The windows, except for the main one in the living space are all English from houses built in the North of England from the 1880s to the 1920s...I like the colors in most, but it came down to style, and the more Art Deco styles were just not for me. I am replacing some frames with Oak, cut by me to hold double panes, and those that are in good condition will get a restoration, and a panel of Plexiglas screwed over them to protect and for added insulation value.
This was too DECO for me.
This will be in the bed area on the bottom.
This too was too DECO for me...like the front of a Caddie or Chevy.
This one will go in the front door, just a bit more Art Nouveau.
This will be over the kitchen sink, again more Art Nouveau

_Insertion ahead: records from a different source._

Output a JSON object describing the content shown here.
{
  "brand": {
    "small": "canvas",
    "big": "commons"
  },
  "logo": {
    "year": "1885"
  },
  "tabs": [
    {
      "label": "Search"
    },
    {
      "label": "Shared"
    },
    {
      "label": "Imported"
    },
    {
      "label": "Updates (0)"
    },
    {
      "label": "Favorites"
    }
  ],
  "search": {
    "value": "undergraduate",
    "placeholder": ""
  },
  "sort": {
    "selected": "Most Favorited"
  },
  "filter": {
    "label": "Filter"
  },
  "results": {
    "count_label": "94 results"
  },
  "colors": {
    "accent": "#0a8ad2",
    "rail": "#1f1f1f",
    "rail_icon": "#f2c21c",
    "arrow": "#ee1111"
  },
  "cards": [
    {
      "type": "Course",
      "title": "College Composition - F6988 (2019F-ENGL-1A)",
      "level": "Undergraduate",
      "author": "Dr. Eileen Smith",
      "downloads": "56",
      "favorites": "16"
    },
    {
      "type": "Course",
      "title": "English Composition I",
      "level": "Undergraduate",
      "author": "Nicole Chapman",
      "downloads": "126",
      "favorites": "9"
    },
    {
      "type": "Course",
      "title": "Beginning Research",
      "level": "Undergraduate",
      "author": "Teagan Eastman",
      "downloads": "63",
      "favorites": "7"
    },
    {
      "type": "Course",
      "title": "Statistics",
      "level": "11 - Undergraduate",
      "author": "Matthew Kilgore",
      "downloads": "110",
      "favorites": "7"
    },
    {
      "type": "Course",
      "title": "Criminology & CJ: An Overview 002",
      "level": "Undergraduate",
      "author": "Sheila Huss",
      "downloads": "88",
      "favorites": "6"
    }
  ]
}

This will be in the loft bedroom.... curvy. It reminds me of a Lady's Slipper or a Japanese Iris or even an Orchid. Some people look at this and immediately see a bird with a big blue moustache...I suppose that since it is in an area that might appeal to children, seeing funny things in it will be good.
This one does not belong to me. I thought long and hard about it, and I really loved it. Now I kick myself every time I look at the picture, realizing that it was not really all that much money in the grand scheme of things. Damn!!!
At least it is not a copyrighted pattern, so with this picture I can make one for my studio when I build it.
Windows like this are readily available on line at specialty sites, on EBay and similar sites, or in salvage yards across the country.
Stained glass is inherently drafty. Whiting is rubbed into the joints between the glass and lead to help to fill the gaps, but invariably, this works its way out. A good solution is to put a layer of glass or Plexiglas outside to cut drafts and other weather issues. Make sure that these can be removed easily to be able to sop up condensation or to do other repairs.